Pinned near the right border in a ziploc baggy is a drink napkin from Steamer’s Pub with your signature on it dated 1994, along with the picture of You with Alex and you Silver Medal. I then went to our Italy photos and found the picture of You with Alex and his Bronze Medal at the Budweiser House. I printed it off and returned to the bulletin board and carefully opened the bag, gently slid the new photo in, re-sealed the bag and pinned it back in the exact same hole.
I stepped back and contemplated the many things that had to have taken place in so many people’s lives in order for those two photos to be in that bag together, hanging on a bulletin board in a boy’s bedroom where he only dreamed of such success. As I stood and stared I was overwhelmed by emotion as I again attempted to comprehend the awesome unifying power of the Olympic Games and values. Thank you for sharing your success with us 12 years ago and thank you for including Alex (and me) in this circle of success 12 years later.

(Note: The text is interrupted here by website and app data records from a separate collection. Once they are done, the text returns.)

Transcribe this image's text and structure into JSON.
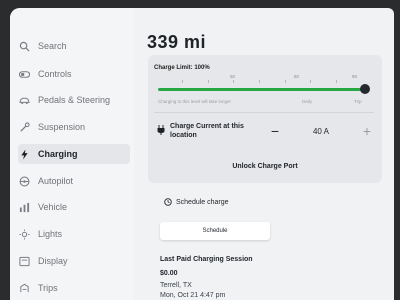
{
  "range": "339 mi",
  "sidebar": {
    "items": [
      {
        "label": "Search",
        "icon": "search-icon"
      },
      {
        "label": "Controls",
        "icon": "toggle-icon"
      },
      {
        "label": "Pedals & Steering",
        "icon": "car-icon"
      },
      {
        "label": "Suspension",
        "icon": "wrench-icon"
      },
      {
        "label": "Charging",
        "icon": "bolt-icon",
        "active": true
      },
      {
        "label": "Autopilot",
        "icon": "steering-wheel-icon"
      },
      {
        "label": "Vehicle",
        "icon": "bars-icon"
      },
      {
        "label": "Lights",
        "icon": "sun-icon"
      },
      {
        "label": "Display",
        "icon": "display-icon"
      },
      {
        "label": "Trips",
        "icon": "trips-icon"
      }
    ]
  },
  "charge": {
    "limit_label": "Charge Limit: 100%",
    "limit_value": 100,
    "scale_labels": [
      "50",
      "80",
      "90"
    ],
    "sub_left": "Charging to this level will take longer",
    "sub_mid": "Daily",
    "sub_right": "Trip",
    "current_label": "Charge Current at this location",
    "current_value": "40 A",
    "minus": "−",
    "plus": "+",
    "unlock": "Unlock Charge Port"
  },
  "schedule": {
    "heading": "Schedule charge",
    "button": "Schedule"
  },
  "session": {
    "title": "Last Paid Charging Session",
    "amount": "$0.00",
    "location": "Terrell, TX",
    "date": "Mon, Oct 21 4:47 pm"
  },
  "colors": {
    "accent_green": "#27a844",
    "background": "#f1f2f4",
    "card": "#e6e7ea"
  }
}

My mom died when I was just 14, and my dad died on the same day 4 years later when I was 18. Alex was born 2 years later when I was just 20 and still playing college football. Many thought it was a bad thing. I of course never did. I have always looked at that boy with the same sparkle in my eye as the one I see in your eye when you look at your little girl. Alex’s mom and I have beaten the odds and stayed together since we were 15 years old without screwing up our kids lives. He has taken us to places we imagined existed only for others, and has lead us to quality people like yourself whom we can now call a friend. You bet I feel proud, but then again I have felt proud every step of the way knowing that we were all doing the best we could. It is very difficult for me to get my head around the idea that something I said somehow had a profound impact on you, but I am very flattered that you felt compelled to write us into your Torino Journal. Just remember that it all started from you, I was just the lucky messenger who reminded you of your actions and what they meant to a little boy with stars in his eyes.
I guess you never know what role you may play in someone’s life or just how important the things you choose to do or say or choose not to do or say may turn out to be. I contemplated quite a bit over whether or not to have those words with you at the Huntsmen fearing I might be dismissed as a typical over zealous parent. Well, needless to say I am glad I took what felt like a risk at the time and approached you.
I didn’t intend to write this much at this sitting so I guess I will stop here. I apologize if I am rambling on incoherently…I am really struggling with all the emotions of the past few months. Then, reading your words was so unexpected you really caught me off gaurd and got me to thinking about all kinds of things…good things of course, but it kind of drains you emotionally.
“All the best” (that is how you signed the napkin) to you and your girls until we meet again. Thanks for your indulgence. Sincerely,Al Izykowski